[App and web page records]
====
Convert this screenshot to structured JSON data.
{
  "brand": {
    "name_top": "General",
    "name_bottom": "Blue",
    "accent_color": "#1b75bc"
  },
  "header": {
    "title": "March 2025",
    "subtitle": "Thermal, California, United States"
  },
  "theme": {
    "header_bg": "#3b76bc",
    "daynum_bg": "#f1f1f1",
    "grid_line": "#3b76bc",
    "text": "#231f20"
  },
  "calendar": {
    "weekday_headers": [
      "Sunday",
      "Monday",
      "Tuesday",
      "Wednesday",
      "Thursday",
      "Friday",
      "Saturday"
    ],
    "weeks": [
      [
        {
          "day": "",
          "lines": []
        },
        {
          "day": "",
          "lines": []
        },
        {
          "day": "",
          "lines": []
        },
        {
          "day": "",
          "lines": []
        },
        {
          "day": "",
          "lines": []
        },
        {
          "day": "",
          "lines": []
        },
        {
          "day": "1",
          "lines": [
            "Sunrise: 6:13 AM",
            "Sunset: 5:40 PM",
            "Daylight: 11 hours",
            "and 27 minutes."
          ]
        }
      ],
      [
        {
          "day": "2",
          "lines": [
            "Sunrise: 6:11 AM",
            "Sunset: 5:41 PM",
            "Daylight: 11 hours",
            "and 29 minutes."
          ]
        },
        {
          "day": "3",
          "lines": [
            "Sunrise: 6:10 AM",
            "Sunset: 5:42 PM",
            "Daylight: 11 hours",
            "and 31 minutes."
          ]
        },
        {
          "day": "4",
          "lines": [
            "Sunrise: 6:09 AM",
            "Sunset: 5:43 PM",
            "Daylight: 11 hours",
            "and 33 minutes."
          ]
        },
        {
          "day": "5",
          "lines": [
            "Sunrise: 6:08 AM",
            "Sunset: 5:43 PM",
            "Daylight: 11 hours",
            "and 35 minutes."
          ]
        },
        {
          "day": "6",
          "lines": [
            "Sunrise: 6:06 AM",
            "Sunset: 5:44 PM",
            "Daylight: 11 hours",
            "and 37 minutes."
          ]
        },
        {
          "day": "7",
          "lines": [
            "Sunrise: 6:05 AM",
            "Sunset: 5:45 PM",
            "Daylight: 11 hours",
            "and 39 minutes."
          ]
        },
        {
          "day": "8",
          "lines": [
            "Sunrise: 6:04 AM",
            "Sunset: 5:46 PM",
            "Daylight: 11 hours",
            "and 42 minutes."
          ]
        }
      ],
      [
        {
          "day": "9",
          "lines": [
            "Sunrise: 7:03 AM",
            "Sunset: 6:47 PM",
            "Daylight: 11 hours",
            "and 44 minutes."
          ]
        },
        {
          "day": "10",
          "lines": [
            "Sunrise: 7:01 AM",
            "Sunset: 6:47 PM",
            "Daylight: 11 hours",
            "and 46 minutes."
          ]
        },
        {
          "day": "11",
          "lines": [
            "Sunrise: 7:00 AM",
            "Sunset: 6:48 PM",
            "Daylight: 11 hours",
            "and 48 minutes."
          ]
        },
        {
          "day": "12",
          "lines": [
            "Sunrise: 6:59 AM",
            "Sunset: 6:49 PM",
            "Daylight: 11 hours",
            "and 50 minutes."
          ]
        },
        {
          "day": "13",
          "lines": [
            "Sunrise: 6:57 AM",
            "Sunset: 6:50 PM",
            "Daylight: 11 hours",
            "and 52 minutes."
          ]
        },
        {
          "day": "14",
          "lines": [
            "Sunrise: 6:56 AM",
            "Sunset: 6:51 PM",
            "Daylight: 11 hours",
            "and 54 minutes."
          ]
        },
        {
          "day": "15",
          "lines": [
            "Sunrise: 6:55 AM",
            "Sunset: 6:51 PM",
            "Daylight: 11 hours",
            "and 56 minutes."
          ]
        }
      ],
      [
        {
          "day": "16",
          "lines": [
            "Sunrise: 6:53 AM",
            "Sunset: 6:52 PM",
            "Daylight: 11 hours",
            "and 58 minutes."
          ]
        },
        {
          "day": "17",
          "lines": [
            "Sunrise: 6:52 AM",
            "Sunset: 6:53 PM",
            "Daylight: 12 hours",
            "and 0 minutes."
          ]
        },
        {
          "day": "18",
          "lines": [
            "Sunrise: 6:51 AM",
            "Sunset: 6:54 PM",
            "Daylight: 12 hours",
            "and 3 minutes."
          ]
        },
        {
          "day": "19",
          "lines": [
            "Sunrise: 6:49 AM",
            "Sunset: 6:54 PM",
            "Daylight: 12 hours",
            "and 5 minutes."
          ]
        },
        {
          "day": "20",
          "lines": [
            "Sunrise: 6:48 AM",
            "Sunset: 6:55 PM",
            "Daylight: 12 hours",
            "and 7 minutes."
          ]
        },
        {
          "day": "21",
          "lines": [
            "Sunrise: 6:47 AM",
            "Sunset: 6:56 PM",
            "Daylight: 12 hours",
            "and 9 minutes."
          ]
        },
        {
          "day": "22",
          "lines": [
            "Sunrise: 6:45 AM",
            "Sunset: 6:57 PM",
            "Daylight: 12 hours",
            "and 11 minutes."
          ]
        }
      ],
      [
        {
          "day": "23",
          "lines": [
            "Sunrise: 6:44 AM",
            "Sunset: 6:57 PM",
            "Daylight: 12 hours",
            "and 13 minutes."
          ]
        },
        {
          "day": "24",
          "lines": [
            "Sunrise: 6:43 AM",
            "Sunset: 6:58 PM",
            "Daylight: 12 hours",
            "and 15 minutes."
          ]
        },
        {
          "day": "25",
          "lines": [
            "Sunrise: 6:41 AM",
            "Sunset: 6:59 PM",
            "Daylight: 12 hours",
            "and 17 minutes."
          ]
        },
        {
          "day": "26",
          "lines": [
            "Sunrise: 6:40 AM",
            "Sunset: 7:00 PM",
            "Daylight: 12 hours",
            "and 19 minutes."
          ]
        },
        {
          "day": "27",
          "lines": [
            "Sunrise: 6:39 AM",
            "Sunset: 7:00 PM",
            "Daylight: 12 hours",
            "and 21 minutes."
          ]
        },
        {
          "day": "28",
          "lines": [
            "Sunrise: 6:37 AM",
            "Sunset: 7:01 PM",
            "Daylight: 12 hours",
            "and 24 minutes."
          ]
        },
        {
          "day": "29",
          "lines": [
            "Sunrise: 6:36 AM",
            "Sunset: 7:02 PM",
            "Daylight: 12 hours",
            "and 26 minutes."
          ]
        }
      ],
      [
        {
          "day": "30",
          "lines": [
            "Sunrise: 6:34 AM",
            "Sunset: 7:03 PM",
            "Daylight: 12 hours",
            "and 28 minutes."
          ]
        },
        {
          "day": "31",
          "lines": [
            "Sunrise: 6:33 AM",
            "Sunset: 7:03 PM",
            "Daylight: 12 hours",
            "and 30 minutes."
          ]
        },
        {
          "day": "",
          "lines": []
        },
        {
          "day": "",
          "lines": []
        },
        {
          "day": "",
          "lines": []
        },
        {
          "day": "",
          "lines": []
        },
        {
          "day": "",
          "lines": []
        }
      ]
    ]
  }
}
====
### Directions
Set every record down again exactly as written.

### Task output
Convert this screenshot to structured JSON data.
{
  "brand": {
    "name_top": "General",
    "name_bottom": "Blue",
    "accent_color": "#1b75bc"
  },
  "header": {
    "title": "March 2025",
    "subtitle": "Thermal, California, United States"
  },
  "theme": {
    "header_bg": "#3b76bc",
    "daynum_bg": "#f1f1f1",
    "grid_line": "#3b76bc",
    "text": "#231f20"
  },
  "calendar": {
    "weekday_headers": [
      "Sunday",
      "Monday",
      "Tuesday",
      "Wednesday",
      "Thursday",
      "Friday",
      "Saturday"
    ],
    "weeks": [
      [
        {
          "day": "",
          "lines": []
        },
        {
          "day": "",
          "lines": []
        },
        {
          "day": "",
          "lines": []
        },
        {
          "day": "",
          "lines": []
        },
        {
          "day": "",
          "lines": []
        },
        {
          "day": "",
          "lines": []
        },
        {
          "day": "1",
          "lines": [
            "Sunrise: 6:13 AM",
            "Sunset: 5:40 PM",
            "Daylight: 11 hours",
            "and 27 minutes."
          ]
        }
      ],
      [
        {
          "day": "2",
          "lines": [
            "Sunrise: 6:11 AM",
            "Sunset: 5:41 PM",
            "Daylight: 11 hours",
            "and 29 minutes."
          ]
        },
        {
          "day": "3",
          "lines": [
            "Sunrise: 6:10 AM",
            "Sunset: 5:42 PM",
            "Daylight: 11 hours",
            "and 31 minutes."
          ]
        },
        {
          "day": "4",
          "lines": [
            "Sunrise: 6:09 AM",
            "Sunset: 5:43 PM",
            "Daylight: 11 hours",
            "and 33 minutes."
          ]
        },
        {
          "day": "5",
          "lines": [
            "Sunrise: 6:08 AM",
            "Sunset: 5:43 PM",
            "Daylight: 11 hours",
            "and 35 minutes."
          ]
        },
        {
          "day": "6",
          "lines": [
            "Sunrise: 6:06 AM",
            "Sunset: 5:44 PM",
            "Daylight: 11 hours",
            "and 37 minutes."
          ]
        },
        {
          "day": "7",
          "lines": [
            "Sunrise: 6:05 AM",
            "Sunset: 5:45 PM",
            "Daylight: 11 hours",
            "and 39 minutes."
          ]
        },
        {
          "day": "8",
          "lines": [
            "Sunrise: 6:04 AM",
            "Sunset: 5:46 PM",
            "Daylight: 11 hours",
            "and 42 minutes."
          ]
        }
      ],
      [
        {
          "day": "9",
          "lines": [
            "Sunrise: 7:03 AM",
            "Sunset: 6:47 PM",
            "Daylight: 11 hours",
            "and 44 minutes."
          ]
        },
        {
          "day": "10",
          "lines": [
            "Sunrise: 7:01 AM",
            "Sunset: 6:47 PM",
            "Daylight: 11 hours",
            "and 46 minutes."
          ]
        },
        {
          "day": "11",
          "lines": [
            "Sunrise: 7:00 AM",
            "Sunset: 6:48 PM",
            "Daylight: 11 hours",
            "and 48 minutes."
          ]
        },
        {
          "day": "12",
          "lines": [
            "Sunrise: 6:59 AM",
            "Sunset: 6:49 PM",
            "Daylight: 11 hours",
            "and 50 minutes."
          ]
        },
        {
          "day": "13",
          "lines": [
            "Sunrise: 6:57 AM",
            "Sunset: 6:50 PM",
            "Daylight: 11 hours",
            "and 52 minutes."
          ]
        },
        {
          "day": "14",
          "lines": [
            "Sunrise: 6:56 AM",
            "Sunset: 6:51 PM",
            "Daylight: 11 hours",
            "and 54 minutes."
          ]
        },
        {
          "day": "15",
          "lines": [
            "Sunrise: 6:55 AM",
            "Sunset: 6:51 PM",
            "Daylight: 11 hours",
            "and 56 minutes."
          ]
        }
      ],
      [
        {
          "day": "16",
          "lines": [
            "Sunrise: 6:53 AM",
            "Sunset: 6:52 PM",
            "Daylight: 11 hours",
            "and 58 minutes."
          ]
        },
        {
          "day": "17",
          "lines": [
            "Sunrise: 6:52 AM",
            "Sunset: 6:53 PM",
            "Daylight: 12 hours",
            "and 0 minutes."
          ]
        },
        {
          "day": "18",
          "lines": [
            "Sunrise: 6:51 AM",
            "Sunset: 6:54 PM",
            "Daylight: 12 hours",
            "and 3 minutes."
          ]
        },
        {
          "day": "19",
          "lines": [
            "Sunrise: 6:49 AM",
            "Sunset: 6:54 PM",
            "Daylight: 12 hours",
            "and 5 minutes."
          ]
        },
        {
          "day": "20",
          "lines": [
            "Sunrise: 6:48 AM",
            "Sunset: 6:55 PM",
            "Daylight: 12 hours",
            "and 7 minutes."
          ]
        },
        {
          "day": "21",
          "lines": [
            "Sunrise: 6:47 AM",
            "Sunset: 6:56 PM",
            "Daylight: 12 hours",
            "and 9 minutes."
          ]
        },
        {
          "day": "22",
          "lines": [
            "Sunrise: 6:45 AM",
            "Sunset: 6:57 PM",
            "Daylight: 12 hours",
            "and 11 minutes."
          ]
        }
      ],
      [
        {
          "day": "23",
          "lines": [
            "Sunrise: 6:44 AM",
            "Sunset: 6:57 PM",
            "Daylight: 12 hours",
            "and 13 minutes."
          ]
        },
        {
          "day": "24",
          "lines": [
            "Sunrise: 6:43 AM",
            "Sunset: 6:58 PM",
            "Daylight: 12 hours",
            "and 15 minutes."
          ]
        },
        {
          "day": "25",
          "lines": [
            "Sunrise: 6:41 AM",
            "Sunset: 6:59 PM",
            "Daylight: 12 hours",
            "and 17 minutes."
          ]
        },
        {
          "day": "26",
          "lines": [
            "Sunrise: 6:40 AM",
            "Sunset: 7:00 PM",
            "Daylight: 12 hours",
            "and 19 minutes."
          ]
        },
        {
          "day": "27",
          "lines": [
            "Sunrise: 6:39 AM",
            "Sunset: 7:00 PM",
            "Daylight: 12 hours",
            "and 21 minutes."
          ]
        },
        {
          "day": "28",
          "lines": [
            "Sunrise: 6:37 AM",
            "Sunset: 7:01 PM",
            "Daylight: 12 hours",
            "and 24 minutes."
          ]
        },
        {
          "day": "29",
          "lines": [
            "Sunrise: 6:36 AM",
            "Sunset: 7:02 PM",
            "Daylight: 12 hours",
            "and 26 minutes."
          ]
        }
      ],
      [
        {
          "day": "30",
          "lines": [
            "Sunrise: 6:34 AM",
            "Sunset: 7:03 PM",
            "Daylight: 12 hours",
            "and 28 minutes."
          ]
        },
        {
          "day": "31",
          "lines": [
            "Sunrise: 6:33 AM",
            "Sunset: 7:03 PM",
            "Daylight: 12 hours",
            "and 30 minutes."
          ]
        },
        {
          "day": "",
          "lines": []
        },
        {
          "day": "",
          "lines": []
        },
        {
          "day": "",
          "lines": []
        },
        {
          "day": "",
          "lines": []
        },
        {
          "day": "",
          "lines": []
        }
      ]
    ]
  }
}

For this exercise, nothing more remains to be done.